What is expected. Below, some lines carry pictures; leave those pictures out and retype exactly the lines from the one with "Decode this image" through the one with "Read all visible content and emit it as JSON.".

Material provided.

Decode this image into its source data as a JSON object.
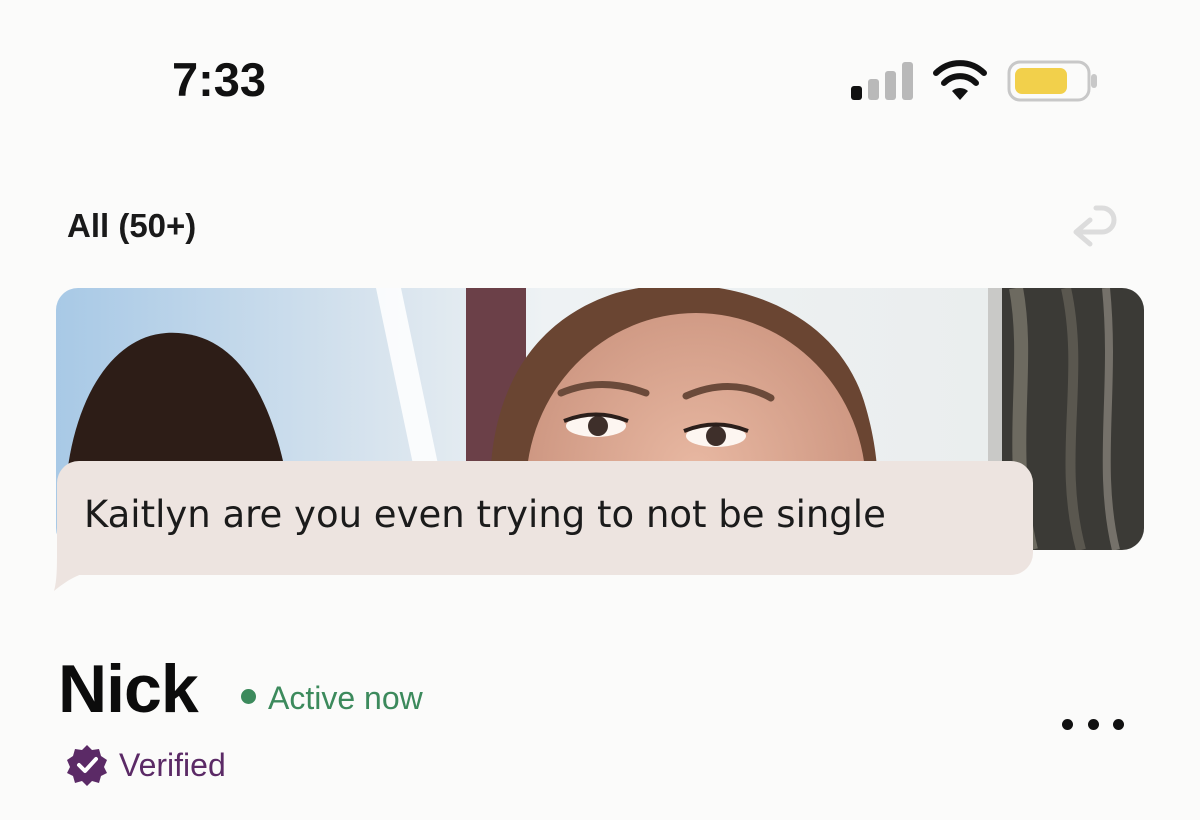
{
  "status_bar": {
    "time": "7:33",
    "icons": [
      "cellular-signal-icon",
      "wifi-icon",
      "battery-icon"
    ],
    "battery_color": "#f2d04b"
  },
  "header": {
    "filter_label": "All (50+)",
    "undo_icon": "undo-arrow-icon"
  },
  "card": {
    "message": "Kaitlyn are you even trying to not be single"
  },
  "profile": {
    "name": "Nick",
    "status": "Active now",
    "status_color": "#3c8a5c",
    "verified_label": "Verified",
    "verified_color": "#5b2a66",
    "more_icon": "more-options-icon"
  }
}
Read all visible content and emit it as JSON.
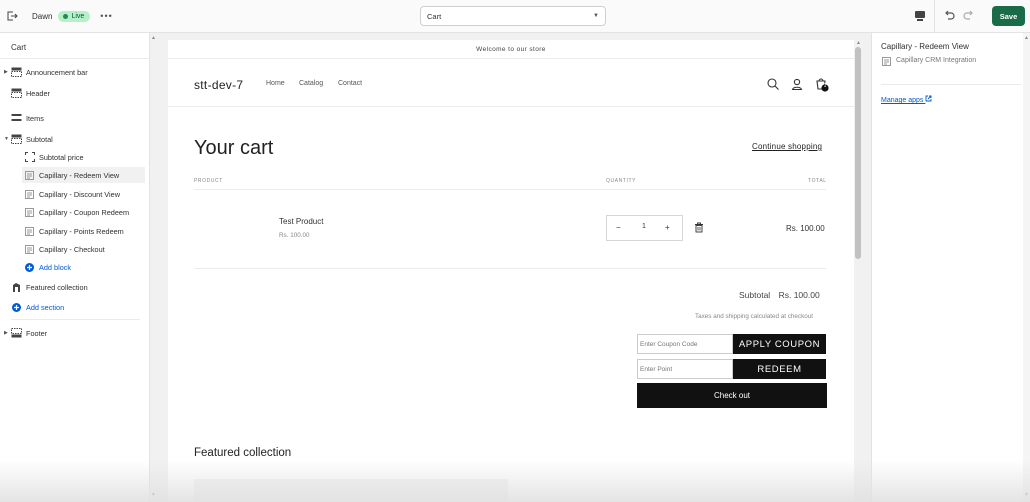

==

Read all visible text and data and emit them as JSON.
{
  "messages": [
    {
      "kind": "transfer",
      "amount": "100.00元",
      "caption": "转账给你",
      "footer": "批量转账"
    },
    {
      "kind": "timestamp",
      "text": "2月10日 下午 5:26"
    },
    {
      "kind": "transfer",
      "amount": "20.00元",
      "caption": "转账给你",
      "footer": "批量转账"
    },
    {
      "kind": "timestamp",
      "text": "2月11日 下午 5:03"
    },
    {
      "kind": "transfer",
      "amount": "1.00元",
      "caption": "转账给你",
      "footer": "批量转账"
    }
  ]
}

Solution for this problem.
Decode this image into its source data as a JSON object.
{
  "status_bar": {
    "time": "7:33",
    "icons": [
      "cellular-signal-icon",
      "wifi-icon",
      "battery-icon"
    ],
    "battery_color": "#f2d04b"
  },
  "header": {
    "filter_label": "All (50+)",
    "undo_icon": "undo-arrow-icon"
  },
  "card": {
    "message": "Kaitlyn are you even trying to not be single"
  },
  "profile": {
    "name": "Nick",
    "status": "Active now",
    "status_color": "#3c8a5c",
    "verified_label": "Verified",
    "verified_color": "#5b2a66",
    "more_icon": "more-options-icon"
  }
}
Read all visible content and emit it as JSON.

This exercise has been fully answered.